HELENA is a silent German two-part epic based on Greek mythology, directed by Manfred Noa and released, unfortunately, the same year as Lang’s DIE NIBELUNGEN. The public stayed away in droves every bit as big as those the filmmaker mustered to represent the fall of Troy. It’s as if a critic wrote, “If you only see one two-part mythological epic this year, make it Lang’s DIE NIBELUNGEN,” and the public decided to take that as an instruction.
A shame, for though Lang’s film deserves its place in history (or another, better place in history — not as a Nazi favourite but as a prophecy of the destruction wrought by war and hatred), Noa’s film is visually splendid and dramatically quite pleasing, though I would slightly fault his taste in casting the authoritative but not particularly ravishing Edy Darclea as Helen of Troy. But what are you gonna do? One man’s face that launched a thousand ships is another man’s limpet-studded wharf. Not that Edy D is a limpet-studded wharf. She’s fine, she’s just not sensational. She’s no Edie Sedgwick.
Through a glass Darclea.
Unlike in that Wolfgang Petersen foolishness, the Germans aren’t afraid to bring the gods of Olympus onscreen, which is just as well, for they have a crucial role to play in Homer’s scenario.
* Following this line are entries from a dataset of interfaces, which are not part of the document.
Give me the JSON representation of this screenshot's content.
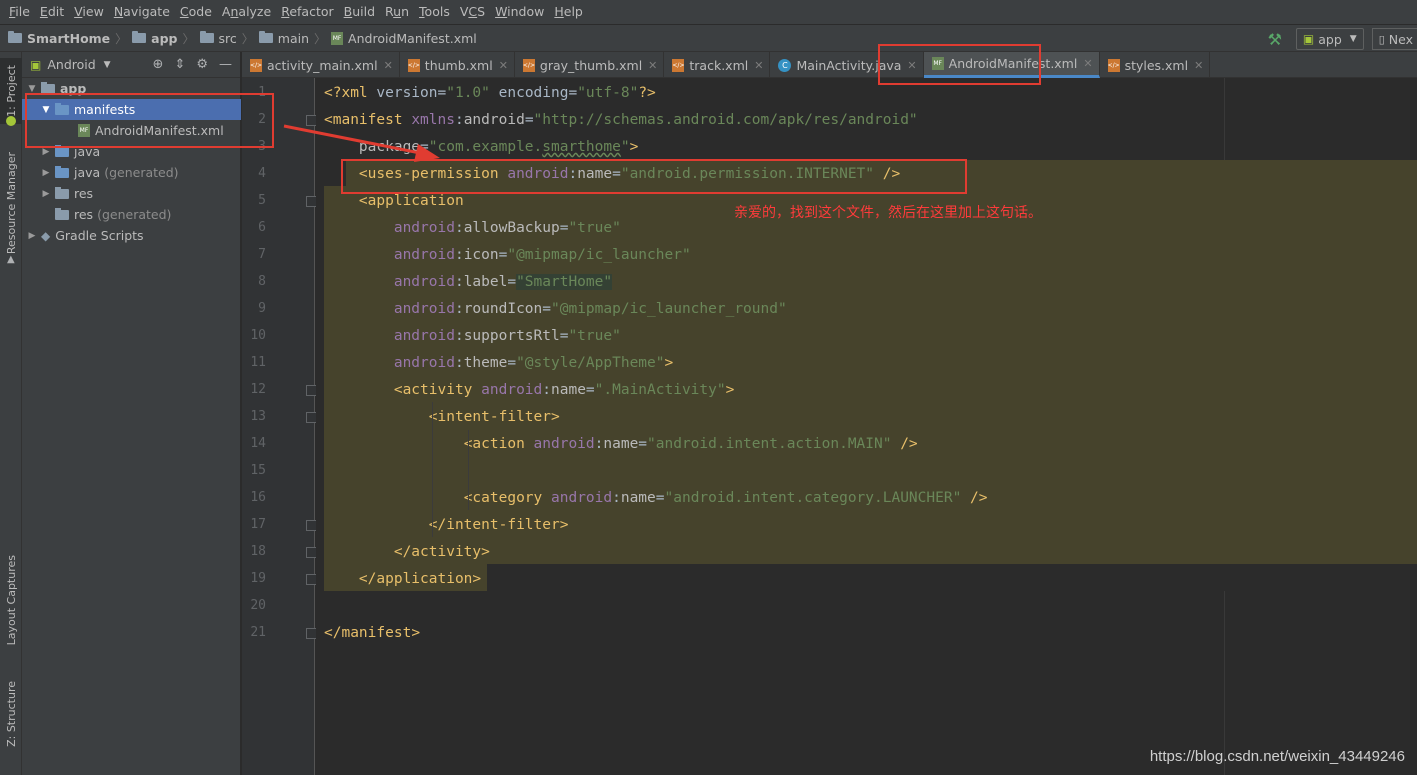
{
  "menu": [
    {
      "label": "File",
      "mnemonic_index": 0
    },
    {
      "label": "Edit",
      "mnemonic_index": 0
    },
    {
      "label": "View",
      "mnemonic_index": 0
    },
    {
      "label": "Navigate",
      "mnemonic_index": 0
    },
    {
      "label": "Code",
      "mnemonic_index": 0
    },
    {
      "label": "Analyze",
      "mnemonic_index": 1
    },
    {
      "label": "Refactor",
      "mnemonic_index": 0
    },
    {
      "label": "Build",
      "mnemonic_index": 0
    },
    {
      "label": "Run",
      "mnemonic_index": 1
    },
    {
      "label": "Tools",
      "mnemonic_index": 0
    },
    {
      "label": "VCS",
      "mnemonic_index": 1
    },
    {
      "label": "Window",
      "mnemonic_index": 0
    },
    {
      "label": "Help",
      "mnemonic_index": 0
    }
  ],
  "breadcrumb": {
    "project": "SmartHome",
    "module": "app",
    "src": "src",
    "main": "main",
    "file": "AndroidManifest.xml"
  },
  "toolbar": {
    "run_config": "app",
    "next_button": "Nex"
  },
  "tool_windows": {
    "project": "1: Project",
    "resource_manager": "Resource Manager",
    "layout_captures": "Layout Captures",
    "structure": "Z: Structure"
  },
  "project_panel": {
    "view_selector": "Android",
    "tree": {
      "app": "app",
      "manifests": "manifests",
      "manifest_file": "AndroidManifest.xml",
      "java": "java",
      "java_generated": "java",
      "java_generated_suffix": "(generated)",
      "res": "res",
      "res_generated": "res",
      "res_generated_suffix": "(generated)",
      "gradle_scripts": "Gradle Scripts"
    }
  },
  "tabs": [
    {
      "label": "activity_main.xml",
      "type": "xml",
      "active": false
    },
    {
      "label": "thumb.xml",
      "type": "xml",
      "active": false
    },
    {
      "label": "gray_thumb.xml",
      "type": "xml",
      "active": false
    },
    {
      "label": "track.xml",
      "type": "xml",
      "active": false
    },
    {
      "label": "MainActivity.java",
      "type": "java",
      "active": false
    },
    {
      "label": "AndroidManifest.xml",
      "type": "manifest",
      "active": true
    },
    {
      "label": "styles.xml",
      "type": "xml",
      "active": false
    }
  ],
  "editor": {
    "line_numbers": [
      "1",
      "2",
      "3",
      "4",
      "5",
      "6",
      "7",
      "8",
      "9",
      "10",
      "11",
      "12",
      "13",
      "14",
      "15",
      "16",
      "17",
      "18",
      "19",
      "20",
      "21"
    ],
    "lines": [
      "<?xml version=\"1.0\" encoding=\"utf-8\"?>",
      "<manifest xmlns:android=\"http://schemas.android.com/apk/res/android\"",
      "    package=\"com.example.smarthome\">",
      "    <uses-permission android:name=\"android.permission.INTERNET\" />",
      "    <application",
      "        android:allowBackup=\"true\"",
      "        android:icon=\"@mipmap/ic_launcher\"",
      "        android:label=\"SmartHome\"",
      "        android:roundIcon=\"@mipmap/ic_launcher_round\"",
      "        android:supportsRtl=\"true\"",
      "        android:theme=\"@style/AppTheme\">",
      "        <activity android:name=\".MainActivity\">",
      "            <intent-filter>",
      "                <action android:name=\"android.intent.action.MAIN\" />",
      "",
      "                <category android:name=\"android.intent.category.LAUNCHER\" />",
      "            </intent-filter>",
      "        </activity>",
      "    </application>",
      "",
      "</manifest>"
    ]
  },
  "annotation_text": "亲爱的，找到这个文件，然后在这里加上这句话。",
  "watermark": "https://blog.csdn.net/weixin_43449246",
  "colors": {
    "highlight_box": "#e03c31",
    "selection": "#4b6eaf",
    "annotation_text": "#ff3b3b"
  }
}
But we’re not treated to Olivier and Andress and Maggie Smith or their Teuton equivalents wafting about amid dry ice and columns, which might get kitsch. The divine figures appear only in visions witnessed by the mortals, which allows for plenty of stylisation and guards against FANTASIA syndrome. It’s a brilliant solution, and one that should be revived the very next time somebody does something mythic with gods in.
Filmed in the splendour of dactylic hexameter!
The only star name I recognize is Albert Basserman, who turned up in THE RED SHOES decades later. Maybe it’s the lack of star power that scuppered Noa’s bold enterprise. The film was rediscovered after many years considered lost, and deserves to be properly available. Check out Kristin Thompson’s ten best of 1923 (it’s my annual favourite blog event) and note just how few truly major silent dramas are available to buy in decent condition.
What else do we need? Oh yes, the promised intertitle, bilingual and wreathed in laurel leaves. Enjoy!
Me: “I don’t know.”
Fiona: “Then you shouldn’t have posted it.”
STOP STOP PRESS: according to Google Translate the French means “You have the power to ward off the dark future. Tell me if I must leave for Cythera.” But it says the German means “Yours is the power to summon the dark future. Customer to me whether I should follow the call to Cythera.”